Sometimes you have to do things that seem crazy
As a front end web developer by study and practice, I tend to follow a lot of similar user experience layouts for my web apps. A great example of this is putting the navigation drawer in the top left corner. However as I am working on a new project I figured I wanted to try something new.
Since the dawn of online web applications, or at least modern web applications since Facebook, 98% or so applications have followed a really simple login flow of allowing users to login with an identity (username or email) and a password. This hasn’t changed significantly (except with the addition of social sign-ins like Facebook or Twitter) in the 10+ years it’s been used.
I figured I wanted to implement the login experience a little differently from this archaic process. There were two reasons why I decided to make a change in the the system I plan on using for the application. The first is because of the weak passwords most people use day to day. I don’t want users to simply reuse the same password they use for their bank accounts, Facebook, email and other accounts they login to. The second reason why I wanted to do this was to make it easier for users to remember passwords by using specific pieces of information as the password. As a user being forced to make a password with more than 8 characters, but less than 26 characters and with at least one symbol, one capital character, and a number is incredibly stressful. Currently when I make new passwords for new accounts I use 1Password’s password generator which works wonderfully, however not all users have this feature at their disposal, nor should they need it.
So how will I be implementing passwords into my application?

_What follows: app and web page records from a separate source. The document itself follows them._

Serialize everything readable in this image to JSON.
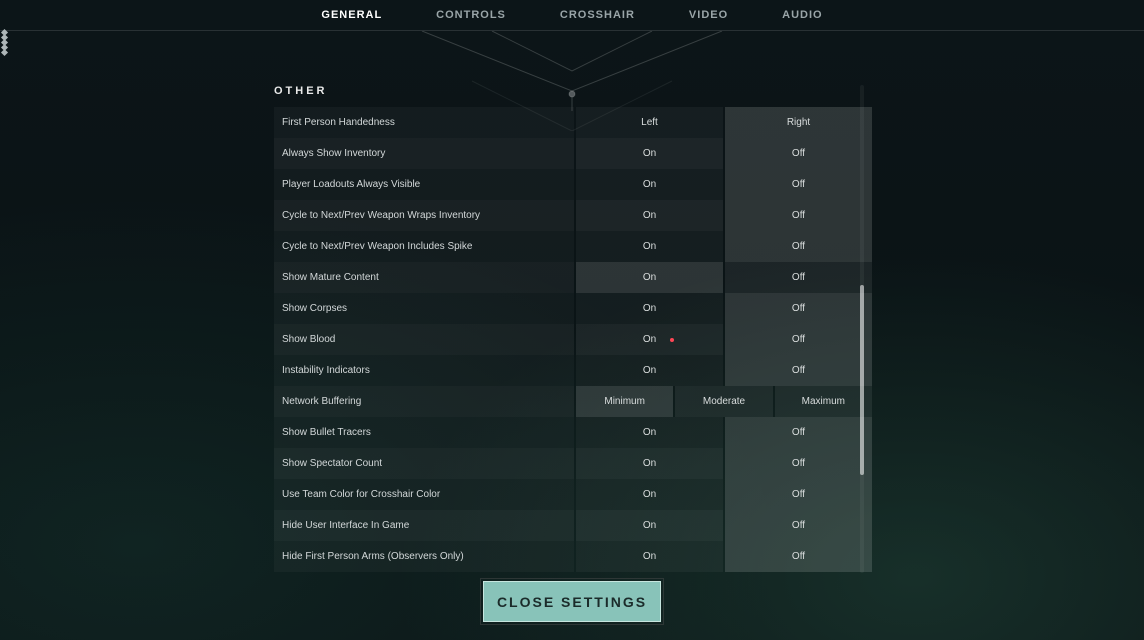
{
  "tabs": [
    "GENERAL",
    "CONTROLS",
    "CROSSHAIR",
    "VIDEO",
    "AUDIO"
  ],
  "activeTab": 0,
  "section": {
    "title": "OTHER"
  },
  "labels_onoff": {
    "on": "On",
    "off": "Off"
  },
  "labels_lr": {
    "left": "Left",
    "right": "Right"
  },
  "labels_buf": {
    "min": "Minimum",
    "mod": "Moderate",
    "max": "Maximum"
  },
  "settings": [
    {
      "label": "First Person Handedness",
      "type": "lr",
      "selected": 1
    },
    {
      "label": "Always Show Inventory",
      "type": "onoff",
      "selected": 1
    },
    {
      "label": "Player Loadouts Always Visible",
      "type": "onoff",
      "selected": 1
    },
    {
      "label": "Cycle to Next/Prev Weapon Wraps Inventory",
      "type": "onoff",
      "selected": 1
    },
    {
      "label": "Cycle to Next/Prev Weapon Includes Spike",
      "type": "onoff",
      "selected": 1
    },
    {
      "label": "Show Mature Content",
      "type": "onoff",
      "selected": 0
    },
    {
      "label": "Show Corpses",
      "type": "onoff",
      "selected": 1
    },
    {
      "label": "Show Blood",
      "type": "onoff",
      "selected": 1,
      "reddot": true
    },
    {
      "label": "Instability Indicators",
      "type": "onoff",
      "selected": 1
    },
    {
      "label": "Network Buffering",
      "type": "buf",
      "selected": 0
    },
    {
      "label": "Show Bullet Tracers",
      "type": "onoff",
      "selected": 1
    },
    {
      "label": "Show Spectator Count",
      "type": "onoff",
      "selected": 1
    },
    {
      "label": "Use Team Color for Crosshair Color",
      "type": "onoff",
      "selected": 1
    },
    {
      "label": "Hide User Interface In Game",
      "type": "onoff",
      "selected": 1
    },
    {
      "label": "Hide First Person Arms (Observers Only)",
      "type": "onoff",
      "selected": 1
    }
  ],
  "closeLabel": "CLOSE SETTINGS"
}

I decided to use three separate inputs, the first is the user’s favorite animal, the second is the name of a special loved one, and the third is their favorite number. I chose these three attributes because they are all mostly unique to each user, and also in most cases they are nearly impossible to guess without having intimate knowledge of the user.

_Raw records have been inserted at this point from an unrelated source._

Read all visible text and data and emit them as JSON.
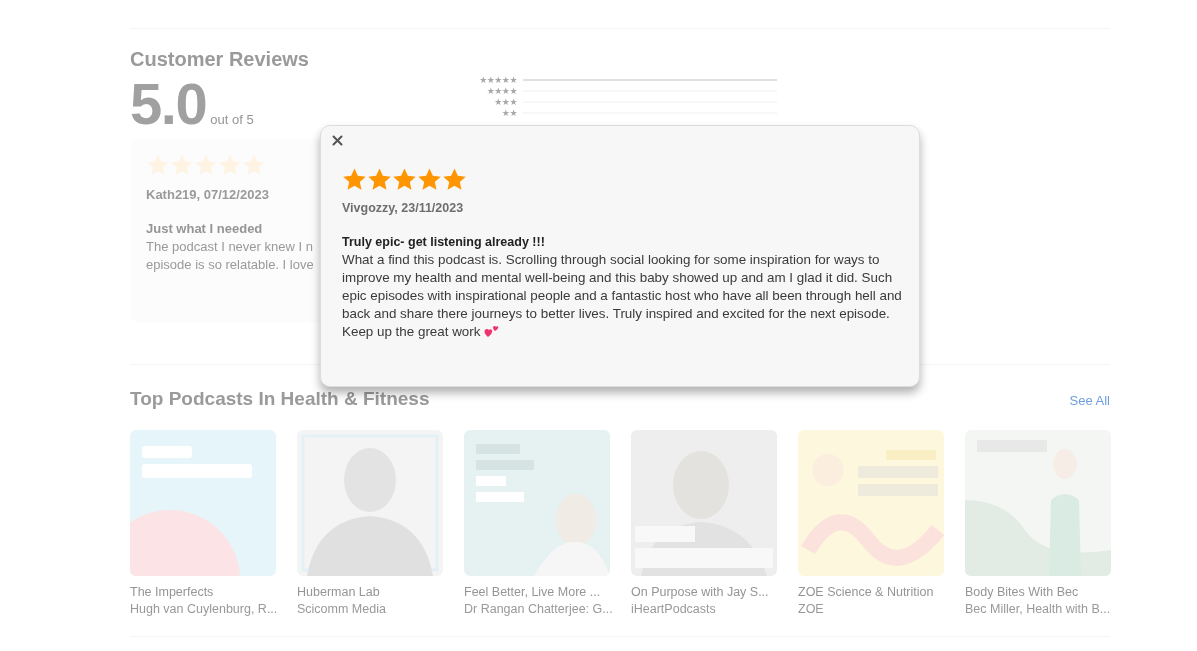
{
  "reviews_section": {
    "title": "Customer Reviews",
    "score": "5.0",
    "score_suffix": "out of 5",
    "histogram": [
      {
        "label": "★★★★★",
        "level": 1
      },
      {
        "label": "★★★★",
        "level": 0
      },
      {
        "label": "★★★",
        "level": 0
      },
      {
        "label": "★★",
        "level": 0
      }
    ]
  },
  "review_card": {
    "stars": 5,
    "author_date": "Kath219, 07/12/2023",
    "title": "Just what I needed",
    "body_lines": [
      "The podcast I never knew I n",
      "episode is so relatable. I love"
    ]
  },
  "top_podcasts": {
    "title": "Top Podcasts In Health & Fitness",
    "see_all": "See All",
    "items": [
      {
        "title": "The Imperfects",
        "subtitle": "Hugh van Cuylenburg, R...",
        "kind": "picture"
      },
      {
        "title": "Huberman Lab",
        "subtitle": "Scicomm Media",
        "kind": "picture"
      },
      {
        "title": "Feel Better, Live More ...",
        "subtitle": "Dr Rangan Chatterjee: G...",
        "kind": "picture"
      },
      {
        "title": "On Purpose with Jay S...",
        "subtitle": "iHeartPodcasts",
        "kind": "picture"
      },
      {
        "title": "ZOE Science & Nutrition",
        "subtitle": "ZOE",
        "kind": "picture"
      },
      {
        "title": "Body Bites With Bec",
        "subtitle": "Bec Miller, Health with B...",
        "kind": "picture"
      }
    ]
  },
  "dialog": {
    "stars": 5,
    "author_date": "Vivgozzy, 23/11/2023",
    "title": "Truly epic- get listening already !!!",
    "body": "What a find this podcast is. Scrolling through social looking for some inspiration for ways to improve my health and mental well-being and this baby showed up and am I glad it did. Such epic episodes with inspirational people and a fantastic host who have all been through hell and back and share there journeys to better lives. Truly inspired and excited for the next episode. Keep up the great work"
  }
}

Ultimately there will be problems with this solution, as there will be with any sort of changed user flow. However sometimes these changes lead to better experiences both in and outside of the application. For now, only time will tell if the value is greater than the extra effort on the user.